Equity and Control

(Source Institute) #1

“It’s also how much ownership you are giving them, are you willing to give everyone a 25% share if they go in on this vision… if you only want to give them 1% you might have trouble getting them to execute your vision.”
-Teddy Ruge, Founder of Raintree Farms, Co-founder of Remit.ug and Hive Colab

Equity structures can make or break a company. The right incentives can motivate every member of a team to do their best, the wrong ones can motivate them to not do anything. There’s a lot at stake when you’re making these decisions – they will deeply affect the company in the future. Both Teddy Ruge and Edmand Sharita found equity structures at the core of their early failures, and later successes.

##The Risks of Equal Shares

“They were working and I wasn’t. I began complaining, struggles were beginning to come in, one thing that drove us was that we had a dream and were friends.”
-Edmand Sharita, Founder of Kamata, Africa Prize shortlist

Both Ruge and Sharita began their companies giving a fixed percentage of shares to their partners. Both slowly realized that this created a series of problems. For Ruge, he found that giving too little meant not getting the kind of time and energy he needed from them. For Sharita, giving equal shares meant that each partner didn’t have clear responsibilities. Without a boss at the top to direct things, it became more difficult to resolve disagreements or punish anyone for not performing.

“Because you are equal shareholders, it’s difficult to force them because you’re not their boss. I’ve had that challenge I think it depends on how you write your articles of incorporation. There needs to be a non-performance clause where you cede your shares.”
-Teddy Ruge, Founder of Raintree Farms, Co-founder of Remit.ug and Hive Colab

Sharita began Kamata with a group of friends. They all began with equal shares, as the company wouldn’t make money for some time, they needed to survive in the meantime. Their solution was to have Sharita work on the company while the rest of them worked other jobs to support him. Sharita saw that very quickly their motivation began to decline. With him working and them not doing very much while supporting him, resentments grew.

At this point, progress was slow and team members were arguing often. However, there was no recourse. There was nothing Sharita or anyone else could do to punish a team member who wasn’t performing. What’s more surprising is that these were old friends, but even those ties were not enough to overcome the bad set of incentives created by their equal shares in the company. But then Sharita attended a series of Source workshops in Accra and saw there was another way.

##Alternatives to Equal Shares
In Accra, Sharita learned about vesting. This system allows partners to agree in advance that their shares are earned over time, or based on performance. When he returned, Sharita explained that the value of Kamata, and thus the value of everyones shares, was dependent on their performance. He was decreasing the shares of the other partners in the company. What happened amazed even him. The motivation of the other partners increased significantly. Suddenly they had a strong incentive to work harder, so they did.
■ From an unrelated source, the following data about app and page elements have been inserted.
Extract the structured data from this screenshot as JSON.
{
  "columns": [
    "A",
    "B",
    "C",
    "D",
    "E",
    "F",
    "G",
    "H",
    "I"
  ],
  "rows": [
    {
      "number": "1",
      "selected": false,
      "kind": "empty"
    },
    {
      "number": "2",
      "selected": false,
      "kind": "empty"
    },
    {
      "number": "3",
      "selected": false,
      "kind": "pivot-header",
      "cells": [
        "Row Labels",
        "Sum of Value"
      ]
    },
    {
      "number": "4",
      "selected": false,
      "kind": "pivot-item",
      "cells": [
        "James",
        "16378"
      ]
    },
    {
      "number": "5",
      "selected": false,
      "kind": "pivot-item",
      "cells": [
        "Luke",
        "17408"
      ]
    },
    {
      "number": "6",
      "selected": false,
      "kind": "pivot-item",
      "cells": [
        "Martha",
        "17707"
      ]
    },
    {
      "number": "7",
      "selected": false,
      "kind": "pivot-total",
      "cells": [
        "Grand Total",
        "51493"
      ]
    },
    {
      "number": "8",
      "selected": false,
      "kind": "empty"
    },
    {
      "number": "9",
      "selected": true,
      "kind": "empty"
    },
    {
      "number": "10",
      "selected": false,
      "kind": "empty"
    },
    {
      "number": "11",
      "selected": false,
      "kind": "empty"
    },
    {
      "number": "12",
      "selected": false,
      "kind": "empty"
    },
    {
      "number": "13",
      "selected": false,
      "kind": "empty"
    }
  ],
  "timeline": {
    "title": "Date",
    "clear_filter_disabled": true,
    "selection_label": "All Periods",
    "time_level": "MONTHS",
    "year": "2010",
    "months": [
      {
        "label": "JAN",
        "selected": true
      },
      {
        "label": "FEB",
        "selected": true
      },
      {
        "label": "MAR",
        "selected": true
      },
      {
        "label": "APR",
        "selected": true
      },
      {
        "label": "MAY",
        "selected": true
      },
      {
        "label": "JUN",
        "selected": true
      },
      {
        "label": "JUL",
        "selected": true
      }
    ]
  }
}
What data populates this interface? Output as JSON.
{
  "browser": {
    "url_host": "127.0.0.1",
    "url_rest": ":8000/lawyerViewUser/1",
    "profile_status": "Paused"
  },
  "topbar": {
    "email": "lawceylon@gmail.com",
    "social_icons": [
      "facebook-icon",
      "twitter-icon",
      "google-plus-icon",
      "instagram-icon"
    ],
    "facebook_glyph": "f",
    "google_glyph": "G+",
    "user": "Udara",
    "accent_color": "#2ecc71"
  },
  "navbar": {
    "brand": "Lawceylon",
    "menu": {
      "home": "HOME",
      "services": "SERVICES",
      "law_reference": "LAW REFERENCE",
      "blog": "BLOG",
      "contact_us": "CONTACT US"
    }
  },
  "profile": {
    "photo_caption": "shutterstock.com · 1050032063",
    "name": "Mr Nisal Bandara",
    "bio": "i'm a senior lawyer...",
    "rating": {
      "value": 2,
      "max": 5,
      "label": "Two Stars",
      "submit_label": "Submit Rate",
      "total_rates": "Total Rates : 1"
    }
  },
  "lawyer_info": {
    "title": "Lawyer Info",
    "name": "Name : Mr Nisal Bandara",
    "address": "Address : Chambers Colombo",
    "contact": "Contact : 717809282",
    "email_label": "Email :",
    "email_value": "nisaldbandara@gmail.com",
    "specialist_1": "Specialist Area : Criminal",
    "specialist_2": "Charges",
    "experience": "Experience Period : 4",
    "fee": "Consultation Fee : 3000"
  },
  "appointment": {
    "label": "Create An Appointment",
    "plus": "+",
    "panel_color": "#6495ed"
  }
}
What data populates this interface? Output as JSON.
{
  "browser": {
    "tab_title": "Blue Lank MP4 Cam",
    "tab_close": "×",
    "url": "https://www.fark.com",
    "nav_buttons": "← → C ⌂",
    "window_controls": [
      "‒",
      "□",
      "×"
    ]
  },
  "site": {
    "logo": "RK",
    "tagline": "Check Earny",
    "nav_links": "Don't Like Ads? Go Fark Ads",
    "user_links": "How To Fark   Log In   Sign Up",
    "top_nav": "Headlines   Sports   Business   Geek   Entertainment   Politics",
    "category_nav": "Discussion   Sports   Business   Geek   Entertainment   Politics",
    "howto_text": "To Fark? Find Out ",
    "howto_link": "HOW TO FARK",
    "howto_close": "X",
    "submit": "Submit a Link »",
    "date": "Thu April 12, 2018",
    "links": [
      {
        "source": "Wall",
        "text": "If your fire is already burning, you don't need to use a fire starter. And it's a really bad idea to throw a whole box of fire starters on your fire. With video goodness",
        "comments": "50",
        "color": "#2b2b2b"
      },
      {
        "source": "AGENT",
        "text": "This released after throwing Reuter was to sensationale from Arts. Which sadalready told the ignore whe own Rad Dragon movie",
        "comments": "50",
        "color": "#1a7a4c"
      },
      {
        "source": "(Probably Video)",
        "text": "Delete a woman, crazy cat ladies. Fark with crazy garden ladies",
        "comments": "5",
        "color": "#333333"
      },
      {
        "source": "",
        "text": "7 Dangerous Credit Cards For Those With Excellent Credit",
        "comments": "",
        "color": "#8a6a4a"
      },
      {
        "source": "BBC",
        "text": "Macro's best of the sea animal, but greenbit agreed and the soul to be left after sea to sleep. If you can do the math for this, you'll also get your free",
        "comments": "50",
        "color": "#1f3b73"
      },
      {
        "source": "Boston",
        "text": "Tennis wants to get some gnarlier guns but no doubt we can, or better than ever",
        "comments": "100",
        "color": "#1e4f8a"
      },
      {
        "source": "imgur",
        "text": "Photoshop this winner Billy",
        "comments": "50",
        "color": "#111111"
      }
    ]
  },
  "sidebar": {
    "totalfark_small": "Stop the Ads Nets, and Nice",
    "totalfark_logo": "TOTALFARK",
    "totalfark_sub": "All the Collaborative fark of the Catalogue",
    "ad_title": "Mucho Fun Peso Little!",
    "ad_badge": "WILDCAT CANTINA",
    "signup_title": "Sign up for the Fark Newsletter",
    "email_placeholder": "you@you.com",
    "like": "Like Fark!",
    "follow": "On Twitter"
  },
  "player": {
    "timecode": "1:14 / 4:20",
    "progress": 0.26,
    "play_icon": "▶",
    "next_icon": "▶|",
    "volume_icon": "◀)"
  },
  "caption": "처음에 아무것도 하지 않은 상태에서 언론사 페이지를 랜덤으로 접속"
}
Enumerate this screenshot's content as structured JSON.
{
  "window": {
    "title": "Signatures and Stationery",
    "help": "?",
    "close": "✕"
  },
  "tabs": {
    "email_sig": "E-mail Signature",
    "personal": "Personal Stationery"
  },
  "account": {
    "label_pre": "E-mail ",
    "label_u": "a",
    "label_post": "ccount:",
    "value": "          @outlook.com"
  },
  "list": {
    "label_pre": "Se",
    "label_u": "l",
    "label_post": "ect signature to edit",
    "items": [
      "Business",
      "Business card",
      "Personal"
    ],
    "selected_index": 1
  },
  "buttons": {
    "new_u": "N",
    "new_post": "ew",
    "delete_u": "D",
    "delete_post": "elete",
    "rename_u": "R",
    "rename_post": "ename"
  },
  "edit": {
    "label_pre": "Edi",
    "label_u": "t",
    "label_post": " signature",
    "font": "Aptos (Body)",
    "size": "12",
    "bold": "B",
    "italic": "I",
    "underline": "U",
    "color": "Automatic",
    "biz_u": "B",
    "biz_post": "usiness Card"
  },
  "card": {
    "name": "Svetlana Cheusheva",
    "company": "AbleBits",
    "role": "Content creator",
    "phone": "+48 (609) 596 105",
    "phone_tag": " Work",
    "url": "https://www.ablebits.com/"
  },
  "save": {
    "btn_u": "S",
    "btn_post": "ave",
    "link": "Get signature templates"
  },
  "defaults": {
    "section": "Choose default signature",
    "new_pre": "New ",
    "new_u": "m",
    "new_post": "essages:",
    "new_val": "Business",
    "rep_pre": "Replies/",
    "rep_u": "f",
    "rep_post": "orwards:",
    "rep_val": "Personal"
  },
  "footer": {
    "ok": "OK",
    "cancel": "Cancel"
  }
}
“It was done and guess what happened, it was as if I had increased their shares, because they knew if they did not deliver the little they had would go away.”
-Edmand Sharita, Founder of Kamata, Africa Prize shortlist

Now vesting may not be legally possible in many parts of Africa, but the idea behind it is more important than the legal structure itself. Building a team has to start with a serious discussion about expectations and incentives. Equal shares can be an excuse to postpone those important conversations. Equal shares often creates disincentives to work hard.

“I realized there’s more to team building than the product itself.”
-Edmand Sharita, Founder of Kamata, Africa Prize shortlist

Ruge turned to non-performance clauses and found similar results. When team members knew that they would lose their shares if they didn’t meet expectations, they met expectations.

“Your priorities might be different, so it might not be laziness but you just have different priorities.”
-Teddy Ruge, Founder of Raintree Farms, Co-founder of Remit.ug and Hive Colab

Control and equity structures often reflect the relationships between founders. If the founders don’t communicate openly expectations, share the vision, or have clear roles, the structures often reflect that and become overly simplistic.

Both Edmand and Teddy found that once expectations and incentives are clear, it’s easier to speak in those terms. If one partner feels they don’t have the right incentives to work hard on the project, they can start an open conversation about it. This depersonalizes this aspect of the team. Instead of talking about how one member is lazy, you can speak about expectations and incentives.

Can you relate to the stories we told here? How is your experience different? We’d love to hear from you. Your questions and comments are what will help us make better lessons in the future.